Fuck all that, says Lewis. His weapons are that of a bar brawler, but his ability to land the over-hand right, against opponents who on paper should roll through him, suggests some hidden genius. If there is some subtle art to his footwork, by which he draws in his opponent and then intercepts them with that wrecking-ball of an overhand right, it is invisible to me. Clearly though, there is a method to the seeming madness of his shambolic fighting style.
Fresh out of a three-year stint in Texas’s notorious Sugarland prison, a young Lewis had been taken under the wing of boxing great George Foreman, who must have seen some premonition of the miraculous power that Lewis displays again and again in the cage. Foreman had sought to groom Lewis for boxing stardom, perhaps seeing something of himself in the young puncher. He had inundated Lewis with gifts, like cash and a car. But Lewis had eschewed boxing, deciding to pursue a career in MMA after finding success in his debut fight. “MMA is easier than boxing, you don’t have to train as hard in MMA,” he told an interviewer in a recent podcast appearance, explaining his rationale for the career transition.
In the cage, there are three different Derrick Lewises. There is the wheezing, hurt Lewis, wincing from his back pain, the one we saw for the first three rounds of the Volkov fight. Then there is the Derrick Lewis we saw in the last fifteen seconds, suddenly swinging a left hook and then a right with a force you could see through the camera, flooring his opponent and springing on him without a moment of hesitation, fists rising and falling.
It’s hard not to think of some ancient smith-god, like the Norse Thor or Santaria’s Ogun, as he hammers his opponent to the ground and then, the ref pulling them apart and raising his hand, dives into a serpentine yoga pose my old jiu jitsu coach called the judo pushup, sticking his tongue out in the traditional Maori gesture for “I will eat your flesh”. Then there is the third Derrick Lewis, who stands up, tears his shorts off, and then deadpans to Joe Rogan that his “balls was hot” before scoffing at his own performance and saying he needs to do more cardio.

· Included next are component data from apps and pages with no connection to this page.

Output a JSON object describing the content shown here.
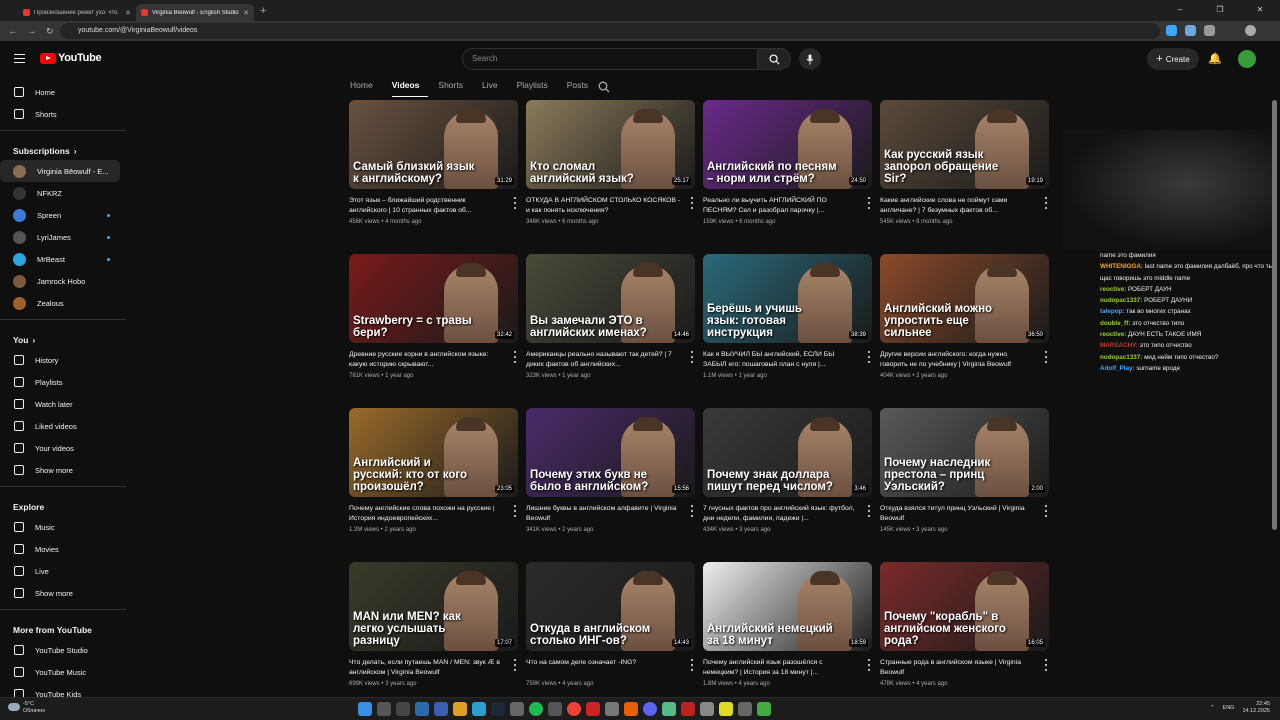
{
  "browser": {
    "tabs": [
      {
        "title": "Произношение режет ухо: что",
        "active": false
      },
      {
        "title": "Virginia Bēowulf - English Studio",
        "active": true
      }
    ],
    "url": "youtube.com/@VirginiaBeowulf/videos"
  },
  "header": {
    "logo": "YouTube",
    "search_placeholder": "Search",
    "create_label": "Create"
  },
  "sidebar": {
    "main": [
      {
        "label": "Home",
        "icon": "home-icon"
      },
      {
        "label": "Shorts",
        "icon": "shorts-icon"
      }
    ],
    "subscriptions_title": "Subscriptions",
    "subscriptions": [
      {
        "label": "Virginia Bēowulf - E...",
        "color": "#8a6d55",
        "selected": true,
        "live": false
      },
      {
        "label": "NFKRZ",
        "color": "#333",
        "selected": false,
        "live": false
      },
      {
        "label": "Spreen",
        "color": "#3a7bd5",
        "selected": false,
        "live": true
      },
      {
        "label": "LyriJames",
        "color": "#555",
        "selected": false,
        "live": true
      },
      {
        "label": "MrBeast",
        "color": "#2aa7e0",
        "selected": false,
        "live": true
      },
      {
        "label": "Jamrock Hobo",
        "color": "#7a5a3a",
        "selected": false,
        "live": false
      },
      {
        "label": "Zealous",
        "color": "#a0602a",
        "selected": false,
        "live": false
      }
    ],
    "you_title": "You",
    "you": [
      {
        "label": "History",
        "icon": "history-icon"
      },
      {
        "label": "Playlists",
        "icon": "playlists-icon"
      },
      {
        "label": "Watch later",
        "icon": "watch-later-icon"
      },
      {
        "label": "Liked videos",
        "icon": "liked-icon"
      },
      {
        "label": "Your videos",
        "icon": "your-videos-icon"
      },
      {
        "label": "Show more",
        "icon": "chevron-down-icon"
      }
    ],
    "explore_title": "Explore",
    "explore": [
      {
        "label": "Music",
        "icon": "music-icon"
      },
      {
        "label": "Movies",
        "icon": "movies-icon"
      },
      {
        "label": "Live",
        "icon": "live-icon"
      },
      {
        "label": "Show more",
        "icon": "chevron-down-icon"
      }
    ],
    "more_title": "More from YouTube",
    "more": [
      {
        "label": "YouTube Studio",
        "icon": "studio-icon"
      },
      {
        "label": "YouTube Music",
        "icon": "yt-music-icon"
      },
      {
        "label": "YouTube Kids",
        "icon": "yt-kids-icon"
      }
    ]
  },
  "channel_tabs": [
    {
      "label": "Home",
      "active": false
    },
    {
      "label": "Videos",
      "active": true
    },
    {
      "label": "Shorts",
      "active": false
    },
    {
      "label": "Live",
      "active": false
    },
    {
      "label": "Playlists",
      "active": false
    },
    {
      "label": "Posts",
      "active": false
    }
  ],
  "videos": [
    {
      "caption": "Самый близкий язык к английскому?",
      "duration": "31:29",
      "title": "Этот язык – ближайший родственник английского | 10 странных фактов об...",
      "views": "456K views",
      "age": "4 months ago",
      "bg": "#6a5240"
    },
    {
      "caption": "Кто сломал английский язык?",
      "duration": "25:17",
      "title": "ОТКУДА В АНГЛИЙСКОМ СТОЛЬКО КОСЯКОВ - и как понять исключения?",
      "views": "348K views",
      "age": "6 months ago",
      "bg": "#8a7a5a"
    },
    {
      "caption": "Английский по песням – норм или стрём?",
      "duration": "24:50",
      "title": "Реально ли выучить АНГЛИЙСКИЙ ПО ПЕСНЯМ? Сел и разобрал парочку |...",
      "views": "159K views",
      "age": "6 months ago",
      "bg": "#6a2a8a"
    },
    {
      "caption": "Как русский язык запорол обращение Sir?",
      "duration": "19:19",
      "title": "Какие английские слова не поймут сами англичане? | 7 безумных фактов об...",
      "views": "545K views",
      "age": "8 months ago",
      "bg": "#5a4a3a"
    },
    {
      "caption": "Strawberry = с травы бери?",
      "duration": "32:42",
      "title": "Древние русские корни в английском языке: какую историю скрывают...",
      "views": "781K views",
      "age": "1 year ago",
      "bg": "#7a1a1a"
    },
    {
      "caption": "Вы замечали ЭТО в английских именах?",
      "duration": "14:46",
      "title": "Американцы реально называют так детей? | 7 диких фактов об английских...",
      "views": "323K views",
      "age": "1 year ago",
      "bg": "#4a4a3a"
    },
    {
      "caption": "Берёшь и учишь язык: готовая инструкция",
      "duration": "38:39",
      "title": "Как я ВЫУЧИЛ БЫ английский, ЕСЛИ БЫ ЗАБЫЛ его: пошаговый план с нуля |...",
      "views": "1.1M views",
      "age": "1 year ago",
      "bg": "#2a6a7a"
    },
    {
      "caption": "Английский можно упростить еще сильнее",
      "duration": "36:50",
      "title": "Другие версии английского: когда нужно говорить не по учебнику | Virginia Beowulf",
      "views": "404K views",
      "age": "2 years ago",
      "bg": "#8a4a2a"
    },
    {
      "caption": "Английский и русский: кто от кого произошёл?",
      "duration": "23:05",
      "title": "Почему английские слова похожи на русские | История индоевропейских...",
      "views": "1.3M views",
      "age": "2 years ago",
      "bg": "#9a6a2a"
    },
    {
      "caption": "Почему этих букв не было в английском?",
      "duration": "15:56",
      "title": "Лишние буквы в английском алфавите | Virginia Beowulf",
      "views": "341K views",
      "age": "2 years ago",
      "bg": "#4a2a6a"
    },
    {
      "caption": "Почему знак доллара пишут перед числом?",
      "duration": "3:46",
      "title": "7 гнусных фактов про английский язык: футбол, дни недели, фамилии, падежи |...",
      "views": "434K views",
      "age": "3 years ago",
      "bg": "#3a3a3a"
    },
    {
      "caption": "Почему наследник престола – принц Уэльский?",
      "duration": "2:00",
      "title": "Откуда взялся титул принц Уэльский | Virginia Beowulf",
      "views": "145K views",
      "age": "3 years ago",
      "bg": "#5a5a5a"
    },
    {
      "caption": "MAN или MEN? как легко услышать разницу",
      "duration": "17:07",
      "title": "Что делать, если путаешь MAN / MEN: звук Æ в английском | Virginia Beowulf",
      "views": "699K views",
      "age": "3 years ago",
      "bg": "#3a3a2a"
    },
    {
      "caption": "Откуда в английском столько ИНГ-ов?",
      "duration": "14:43",
      "title": "Что на самом деле означает -ING?",
      "views": "759K views",
      "age": "4 years ago",
      "bg": "#2a2a2a"
    },
    {
      "caption": "Английский немецкий за 18 минут",
      "duration": "18:59",
      "title": "Почему английский язык разошёлся с немецким? | История за 18 минут |...",
      "views": "1.8M views",
      "age": "4 years ago",
      "bg": "#eeeeee"
    },
    {
      "caption": "Почему \"корабль\" в английском женского рода?",
      "duration": "16:05",
      "title": "Странные рода в английском языке | Virginia Beowulf",
      "views": "478K views",
      "age": "4 years ago",
      "bg": "#7a2a2a"
    }
  ],
  "chat": [
    {
      "user": "",
      "text": "name это фамилия",
      "color": "#eee"
    },
    {
      "user": "WHITENIGGA:",
      "text": "last name это фамилия далбаёб, про что ты щас говоришь это middle name",
      "color": "#f5a623"
    },
    {
      "user": "reoctive:",
      "text": "РОБЕРТ ДАУН",
      "color": "#9acd32"
    },
    {
      "user": "nudopac1337:",
      "text": "РОБЕРТ ДАУНИ",
      "color": "#9acd32"
    },
    {
      "user": "talepop:",
      "text": "так во многих странах",
      "color": "#3ea6ff"
    },
    {
      "user": "double_ff:",
      "text": "это отчество типо",
      "color": "#9acd32"
    },
    {
      "user": "reoctive:",
      "text": "ДАУН ЕСТЬ ТАКОЕ ИМЯ",
      "color": "#9acd32"
    },
    {
      "user": "MARSACHY:",
      "text": "это типо отчество",
      "color": "#c0392b"
    },
    {
      "user": "nudopac1337:",
      "text": "мид нейм типо отчество?",
      "color": "#9acd32"
    },
    {
      "user": "Adolf_Play:",
      "text": "surname вроде",
      "color": "#3ea6ff"
    }
  ],
  "taskbar": {
    "weather_temp": "-5°C",
    "weather_desc": "Облачно",
    "lang": "ENG",
    "time": "22:45",
    "date": "14.12.2025"
  }
}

Yet the man’s vulnerabilities are gaping. He has, through remarkable ingenuity and luck, managed to parlay a limited skill-set into success in the cage, but the formula to beat him is obvious. Instead of picking up new tricks, the 33 year old has seemed to narrow his game, abandoning the tentative kicks and defensive wrestling we saw early in his career. He appears to have zero offensive grappling, especially off of his back, and will often lie with his legs open in bottom half guard, hoping his opponent steps into side control so he can muscle his way back to his feet. How long till someone is able to take advantage of these deficiencies?
On Saturday, November 3rd, Lewis will fight Daniel Cormier for the UFC heavyweight championship. To a fan like me, charmed by Lewis’s wit as much as his capacity for separating his opponents from consciousness, it feels like the death knell of Lewis’s bizarre and compelling tear through the heavyweight division. Cormier, a ferociously strong and eternally in shape former Olympic wrestler, is a nightmare matchup for Lewis, who consistently demonstrates a lack of conditioning rarely found in the top echelons of any combat sport, and an almost disdainful ignorance of the basic rules of grappling. UFC matchmaker Sean Shelby seems determined to quash the dreams of Lewis’s fans, and in the same stroke diminish the unlikely yet growing star, in an era where the promotion is in dire need of compelling personalities.
Yet, as always for Lewis, there is a puncher’s chance.